Only a small number of the borough’s tourists are changing their travel plans to the French capital after Friday’s massacre, according to local holiday firms.

This is despite many schools being told to cancel trips and people across the UK putting their plans on hold.

Director of Hallgate’s Holiday Getaway Angela Lucas said residents are wanting to pursue their trips to Paris in a bid to restore faith in the city.

She added: “We haven’t had anybody cancel their trip to Paris since the attacks. There has been nobody who is going with us within the next two or three weeks so we haven’t been affected.

“But we have a lot of people who are still booked for early next year and have decided not to cancel. I think residents in the borough are standing united and they’re still going because they know this could have happened anywhere, it could have happened in any country, even on their own doorstep.

“Everyone still wants to go and are uniting as it’s such a beautiful city.”

Staff at Worldchoice on Market Street agreed, saying there had been a couple of customers inquiring as to whether they could cancel but hadn’t done so yet.

And those at Kiwi Travel on Mesnes Street added that only those going to Paris on business ventures had cancelled but only because their meetings had been axed as a result of the terrorist attacks.

However one resident, Jessica Inglis of Whitley, who was set to head off to the French capital on December 5, has rearranged her trip.

The 25-year-old said: “As the news of the attacks unfolded I just knew I couldn’t continue with the trip.

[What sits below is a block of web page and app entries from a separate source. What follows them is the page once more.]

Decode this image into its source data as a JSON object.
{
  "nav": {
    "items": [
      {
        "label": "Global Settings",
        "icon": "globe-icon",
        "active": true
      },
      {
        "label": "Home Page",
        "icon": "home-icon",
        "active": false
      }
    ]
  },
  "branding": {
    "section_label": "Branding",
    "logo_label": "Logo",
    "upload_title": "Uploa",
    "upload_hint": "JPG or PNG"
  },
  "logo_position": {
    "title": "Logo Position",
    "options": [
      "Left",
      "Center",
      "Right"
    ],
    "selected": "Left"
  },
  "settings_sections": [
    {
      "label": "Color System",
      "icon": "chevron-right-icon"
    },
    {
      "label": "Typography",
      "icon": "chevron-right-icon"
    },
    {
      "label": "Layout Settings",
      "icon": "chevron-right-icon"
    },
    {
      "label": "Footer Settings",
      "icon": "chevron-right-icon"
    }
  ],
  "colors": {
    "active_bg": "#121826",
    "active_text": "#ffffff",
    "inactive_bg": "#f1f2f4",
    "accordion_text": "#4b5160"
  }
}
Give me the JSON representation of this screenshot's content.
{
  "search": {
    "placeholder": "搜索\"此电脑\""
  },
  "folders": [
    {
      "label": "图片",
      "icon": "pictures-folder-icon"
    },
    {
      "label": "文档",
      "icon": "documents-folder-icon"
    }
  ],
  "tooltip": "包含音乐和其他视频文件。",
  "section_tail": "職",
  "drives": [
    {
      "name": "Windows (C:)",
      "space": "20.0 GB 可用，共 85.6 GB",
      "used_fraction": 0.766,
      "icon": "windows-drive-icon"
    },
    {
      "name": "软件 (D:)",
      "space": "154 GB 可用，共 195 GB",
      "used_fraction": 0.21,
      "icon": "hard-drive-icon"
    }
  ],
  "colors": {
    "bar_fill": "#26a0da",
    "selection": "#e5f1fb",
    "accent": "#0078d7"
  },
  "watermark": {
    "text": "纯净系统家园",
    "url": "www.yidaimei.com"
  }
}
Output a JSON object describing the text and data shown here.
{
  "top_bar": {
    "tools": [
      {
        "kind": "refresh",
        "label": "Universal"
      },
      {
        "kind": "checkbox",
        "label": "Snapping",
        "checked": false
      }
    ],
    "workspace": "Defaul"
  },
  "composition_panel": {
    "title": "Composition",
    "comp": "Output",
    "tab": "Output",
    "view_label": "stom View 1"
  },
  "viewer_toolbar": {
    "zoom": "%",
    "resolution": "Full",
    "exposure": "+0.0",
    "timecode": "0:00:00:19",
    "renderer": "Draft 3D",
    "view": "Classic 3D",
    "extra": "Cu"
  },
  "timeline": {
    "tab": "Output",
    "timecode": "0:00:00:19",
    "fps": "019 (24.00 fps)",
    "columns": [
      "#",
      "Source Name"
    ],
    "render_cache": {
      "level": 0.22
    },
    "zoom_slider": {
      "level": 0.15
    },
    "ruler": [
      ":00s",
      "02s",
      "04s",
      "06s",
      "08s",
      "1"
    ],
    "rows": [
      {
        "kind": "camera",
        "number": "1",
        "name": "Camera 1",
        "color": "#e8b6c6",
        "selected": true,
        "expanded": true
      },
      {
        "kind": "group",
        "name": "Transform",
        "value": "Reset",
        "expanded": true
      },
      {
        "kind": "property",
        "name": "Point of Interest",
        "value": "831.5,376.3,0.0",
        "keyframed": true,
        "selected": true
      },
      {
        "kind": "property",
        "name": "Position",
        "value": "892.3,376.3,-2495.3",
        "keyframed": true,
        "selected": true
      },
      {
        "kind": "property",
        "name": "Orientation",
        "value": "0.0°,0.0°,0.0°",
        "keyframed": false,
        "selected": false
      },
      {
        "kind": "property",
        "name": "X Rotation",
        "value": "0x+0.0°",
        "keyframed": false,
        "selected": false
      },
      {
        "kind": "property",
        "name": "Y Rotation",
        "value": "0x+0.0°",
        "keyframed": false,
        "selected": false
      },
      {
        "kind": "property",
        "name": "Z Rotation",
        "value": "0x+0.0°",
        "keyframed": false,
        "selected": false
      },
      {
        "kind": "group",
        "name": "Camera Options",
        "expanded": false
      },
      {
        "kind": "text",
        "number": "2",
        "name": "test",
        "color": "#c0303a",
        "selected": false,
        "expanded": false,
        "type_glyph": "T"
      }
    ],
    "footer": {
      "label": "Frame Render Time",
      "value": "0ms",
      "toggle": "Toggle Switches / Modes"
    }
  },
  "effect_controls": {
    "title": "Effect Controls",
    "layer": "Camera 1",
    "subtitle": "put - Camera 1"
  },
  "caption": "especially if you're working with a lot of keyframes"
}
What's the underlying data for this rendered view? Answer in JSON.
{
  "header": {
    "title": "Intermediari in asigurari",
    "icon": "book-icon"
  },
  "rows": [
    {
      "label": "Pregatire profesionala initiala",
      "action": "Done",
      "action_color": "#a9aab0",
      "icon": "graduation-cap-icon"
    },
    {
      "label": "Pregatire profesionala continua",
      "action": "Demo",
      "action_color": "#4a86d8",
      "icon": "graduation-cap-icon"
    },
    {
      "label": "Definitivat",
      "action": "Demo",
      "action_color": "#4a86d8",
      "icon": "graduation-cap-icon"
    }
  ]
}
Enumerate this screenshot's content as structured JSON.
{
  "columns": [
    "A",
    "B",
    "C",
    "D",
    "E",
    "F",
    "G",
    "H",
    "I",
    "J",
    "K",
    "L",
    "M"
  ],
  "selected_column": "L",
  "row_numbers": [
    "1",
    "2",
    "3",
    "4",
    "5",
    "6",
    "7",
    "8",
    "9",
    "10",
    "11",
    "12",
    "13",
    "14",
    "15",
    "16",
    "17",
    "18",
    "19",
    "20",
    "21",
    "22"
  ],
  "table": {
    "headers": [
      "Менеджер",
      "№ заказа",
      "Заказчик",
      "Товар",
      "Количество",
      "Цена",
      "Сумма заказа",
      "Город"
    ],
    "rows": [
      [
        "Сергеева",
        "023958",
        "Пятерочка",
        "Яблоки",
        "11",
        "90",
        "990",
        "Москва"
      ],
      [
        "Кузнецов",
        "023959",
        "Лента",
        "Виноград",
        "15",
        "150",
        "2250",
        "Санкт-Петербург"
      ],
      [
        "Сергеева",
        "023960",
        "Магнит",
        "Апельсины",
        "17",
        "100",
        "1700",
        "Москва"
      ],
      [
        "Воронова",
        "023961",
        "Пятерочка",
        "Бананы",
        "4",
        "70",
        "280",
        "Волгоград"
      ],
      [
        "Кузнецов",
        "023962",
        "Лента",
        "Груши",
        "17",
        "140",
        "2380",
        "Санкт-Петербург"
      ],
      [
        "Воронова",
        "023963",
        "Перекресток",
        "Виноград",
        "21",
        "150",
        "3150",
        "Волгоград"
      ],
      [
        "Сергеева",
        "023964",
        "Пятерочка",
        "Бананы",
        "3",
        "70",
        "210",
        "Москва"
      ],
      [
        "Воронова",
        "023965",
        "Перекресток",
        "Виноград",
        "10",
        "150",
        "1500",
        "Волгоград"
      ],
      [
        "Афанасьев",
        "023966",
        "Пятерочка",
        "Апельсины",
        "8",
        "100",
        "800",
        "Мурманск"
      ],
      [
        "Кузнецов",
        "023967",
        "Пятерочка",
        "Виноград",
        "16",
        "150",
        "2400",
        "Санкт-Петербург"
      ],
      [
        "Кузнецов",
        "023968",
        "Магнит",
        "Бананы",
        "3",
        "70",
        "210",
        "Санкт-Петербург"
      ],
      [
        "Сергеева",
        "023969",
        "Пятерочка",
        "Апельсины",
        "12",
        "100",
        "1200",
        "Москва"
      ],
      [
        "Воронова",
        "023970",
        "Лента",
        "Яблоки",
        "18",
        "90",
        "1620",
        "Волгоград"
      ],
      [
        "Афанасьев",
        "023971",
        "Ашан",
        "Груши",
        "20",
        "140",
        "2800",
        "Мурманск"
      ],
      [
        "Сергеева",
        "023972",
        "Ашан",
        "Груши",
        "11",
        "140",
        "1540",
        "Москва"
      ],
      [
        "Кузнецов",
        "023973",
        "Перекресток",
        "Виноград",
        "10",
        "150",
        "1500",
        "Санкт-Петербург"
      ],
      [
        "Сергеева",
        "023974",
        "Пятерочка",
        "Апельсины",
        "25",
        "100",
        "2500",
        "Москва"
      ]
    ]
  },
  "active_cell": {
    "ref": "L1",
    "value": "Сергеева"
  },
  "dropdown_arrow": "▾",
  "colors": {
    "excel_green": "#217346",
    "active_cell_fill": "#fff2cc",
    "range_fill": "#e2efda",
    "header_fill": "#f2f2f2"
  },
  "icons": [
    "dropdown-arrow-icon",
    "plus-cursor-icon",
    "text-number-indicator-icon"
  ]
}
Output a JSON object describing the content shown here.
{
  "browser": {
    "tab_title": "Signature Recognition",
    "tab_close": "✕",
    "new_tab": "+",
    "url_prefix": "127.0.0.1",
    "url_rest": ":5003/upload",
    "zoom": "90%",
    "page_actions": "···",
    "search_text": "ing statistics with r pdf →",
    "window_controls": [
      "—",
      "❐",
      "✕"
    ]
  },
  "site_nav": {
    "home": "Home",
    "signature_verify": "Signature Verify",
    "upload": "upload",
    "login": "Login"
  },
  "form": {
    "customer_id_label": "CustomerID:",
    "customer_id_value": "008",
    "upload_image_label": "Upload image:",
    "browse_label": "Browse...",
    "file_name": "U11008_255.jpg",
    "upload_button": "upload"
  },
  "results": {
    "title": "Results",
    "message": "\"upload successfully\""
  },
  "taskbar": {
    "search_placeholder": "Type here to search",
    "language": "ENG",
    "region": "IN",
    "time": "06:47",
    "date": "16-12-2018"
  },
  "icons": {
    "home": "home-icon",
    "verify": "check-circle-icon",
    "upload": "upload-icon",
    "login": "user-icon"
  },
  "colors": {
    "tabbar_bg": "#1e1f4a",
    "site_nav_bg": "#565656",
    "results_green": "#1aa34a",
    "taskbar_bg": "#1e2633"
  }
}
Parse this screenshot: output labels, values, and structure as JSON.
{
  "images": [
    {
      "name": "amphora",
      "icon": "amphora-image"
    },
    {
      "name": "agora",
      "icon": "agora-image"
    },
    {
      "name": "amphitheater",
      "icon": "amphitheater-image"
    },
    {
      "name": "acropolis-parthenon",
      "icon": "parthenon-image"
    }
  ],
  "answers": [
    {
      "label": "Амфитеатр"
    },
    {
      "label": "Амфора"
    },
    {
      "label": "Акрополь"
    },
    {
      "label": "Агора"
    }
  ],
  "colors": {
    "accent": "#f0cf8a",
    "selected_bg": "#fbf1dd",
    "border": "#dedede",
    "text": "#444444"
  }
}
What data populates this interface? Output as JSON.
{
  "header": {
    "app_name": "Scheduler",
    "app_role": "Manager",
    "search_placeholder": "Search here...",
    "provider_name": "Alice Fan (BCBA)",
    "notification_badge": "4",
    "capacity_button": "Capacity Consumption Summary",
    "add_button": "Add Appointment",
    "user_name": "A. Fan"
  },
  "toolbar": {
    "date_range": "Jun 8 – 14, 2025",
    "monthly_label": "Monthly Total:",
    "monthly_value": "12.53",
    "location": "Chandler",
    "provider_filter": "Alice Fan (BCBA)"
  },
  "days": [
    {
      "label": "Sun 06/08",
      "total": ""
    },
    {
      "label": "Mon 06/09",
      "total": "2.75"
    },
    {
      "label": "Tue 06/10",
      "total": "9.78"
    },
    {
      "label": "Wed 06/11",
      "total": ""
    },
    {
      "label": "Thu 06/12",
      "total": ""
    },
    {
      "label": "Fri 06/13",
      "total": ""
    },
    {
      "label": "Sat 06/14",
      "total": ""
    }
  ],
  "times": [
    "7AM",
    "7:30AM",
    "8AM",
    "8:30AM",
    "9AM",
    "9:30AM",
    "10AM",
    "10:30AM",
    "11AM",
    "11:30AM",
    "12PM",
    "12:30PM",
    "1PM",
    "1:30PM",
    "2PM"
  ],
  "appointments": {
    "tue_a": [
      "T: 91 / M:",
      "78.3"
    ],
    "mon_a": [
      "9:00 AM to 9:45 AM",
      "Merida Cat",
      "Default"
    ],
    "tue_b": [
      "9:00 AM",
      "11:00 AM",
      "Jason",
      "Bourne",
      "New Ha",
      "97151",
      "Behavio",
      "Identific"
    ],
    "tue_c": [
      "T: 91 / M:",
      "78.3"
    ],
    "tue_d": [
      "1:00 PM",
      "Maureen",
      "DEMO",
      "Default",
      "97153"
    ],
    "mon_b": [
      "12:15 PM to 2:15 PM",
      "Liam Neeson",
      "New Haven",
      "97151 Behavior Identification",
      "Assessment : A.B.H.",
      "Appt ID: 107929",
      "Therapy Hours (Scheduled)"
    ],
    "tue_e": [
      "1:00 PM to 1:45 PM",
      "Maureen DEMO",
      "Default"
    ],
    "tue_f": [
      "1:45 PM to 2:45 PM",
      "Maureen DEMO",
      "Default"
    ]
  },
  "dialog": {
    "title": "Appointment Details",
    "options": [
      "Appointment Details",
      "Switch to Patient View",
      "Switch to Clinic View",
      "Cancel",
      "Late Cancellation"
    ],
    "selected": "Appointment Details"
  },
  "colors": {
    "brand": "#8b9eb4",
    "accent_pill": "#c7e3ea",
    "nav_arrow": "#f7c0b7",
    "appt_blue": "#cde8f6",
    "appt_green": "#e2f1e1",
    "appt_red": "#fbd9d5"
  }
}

It’s heartbreaking and I knew I just couldn’t go through with it. It was supposed to be my and my boyfriend’s first break away together and I wouldn’t want anything to ruin that.

“It’s just scary and Paris is obviously a target as it’s been the centre of an attack twice in one year now.

“We have rearranged to go to Edinburgh now. Hopefully I will return to Paris again in the future. I just think it’s too soon at the moment.”

Elsewhere, Greater Manchester Police have vowed to step up security as European cites were on high alert.

Assistant Chief Constable John O’Hare of Greater Manchester Police, said: “In light of the recent events in Paris we have been closely monitoring the situation to determine the appropriate response required here, in Greater Manchester.

“I want to reinforce the fact that there is no specific intelligence suggesting that an attack is imminent within Greater Manchester.

“We have increased our police patrols to offer reassurance to our communities and to be in a position to respond immediately to any change in circumstances. This is particularly relevant to those places which attract large crowds.”